  • One post released by Facebook was posted by a page called "Resisters" and featured an image of President Trump with the text: "If Trump wants to beat Barack Obama's Twitter record for most liked tweet he only needs to tweet 2 words 'I resign.'"
  • The same page also created an event for a counter-protest to the upcoming "“Unite the Right” rally in Washington. "Inauthentic admins of the 'Resisters' Page connected with admins from five legitimate Pages to co-host the event," said Gleicher.
  • Though the company released some sample posts from the pages, Facebook officials said on a call with reporters that it would not get into the broad details of the content — beyond what it had released publicly — but were working with researchers to evaluate it.

Sen. Mark Warner (D-VA) blamed the campaign on Russia. "Today’s disclosure is further evidence that the Kremlin continues to exploit platforms like Facebook to sow division and spread disinformation, and I am glad that Facebook is taking some steps to pinpoint and address this activity," he said in a statement.

Go deeper

NRA files for bankruptcy, says it will reincorporate in Texas

Wayne LaPierre of the National Rifle Association (NRA) speaks during CPAC in 2016. Photo: Saul Loeb/AFP via Getty Images

The National Rifle Association said Friday it has filed for voluntary bankruptcy as part of a restructuring plan.

Driving the news: The gun rights group said it would reincorporate in Texas, calling New York, where it is currently registered, a "toxic political environment." Last year, New York Attorney General Letitia James filed a lawsuit to dissolve the NRA, alleging the group committed fraud by diverting roughly $64 million in charitable donations over three years to support reckless spending by its executives.

25 mins ago - Politics & Policy

Biden: "We will manage the hell out of" vaccine distribution

Joe Biden. Photo: Chip Somodevilla / Getty Images

President-elect Joe Biden promised to invoke the Defense Production Act to increase vaccine manufacturing, as he outlined a five-point plan to administer 100 million COVID-19 vaccinations in the first months of his presidency.

Why it matters: With the Center for Disease Control and Prevention warning of a more contagious variant of the coronavirus, Biden is trying to establish how he’ll approach the pandemic differently than President Trump.

A new Washington

Photo: Stefani Reynolds/Getty Image

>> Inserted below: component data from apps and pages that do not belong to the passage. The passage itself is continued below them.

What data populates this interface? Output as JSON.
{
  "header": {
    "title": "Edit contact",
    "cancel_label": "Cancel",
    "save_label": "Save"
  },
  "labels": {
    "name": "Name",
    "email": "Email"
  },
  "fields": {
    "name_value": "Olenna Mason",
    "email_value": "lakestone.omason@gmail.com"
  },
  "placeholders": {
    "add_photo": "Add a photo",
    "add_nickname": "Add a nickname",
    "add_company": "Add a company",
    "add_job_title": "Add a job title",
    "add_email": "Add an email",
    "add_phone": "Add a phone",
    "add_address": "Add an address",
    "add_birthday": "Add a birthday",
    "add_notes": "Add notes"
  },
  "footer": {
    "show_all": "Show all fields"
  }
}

D.C. Mayor Muriel Bowser said Friday that the city should expect a "new normal" for security — even after President-elect Biden's inauguration.

The state of play: Inaugurations are usually a point of celebration in D.C., but over 20,000 troops are now patrolling Washington streets in an unprecedented preparation for Biden's swearing-in on Jan. 20.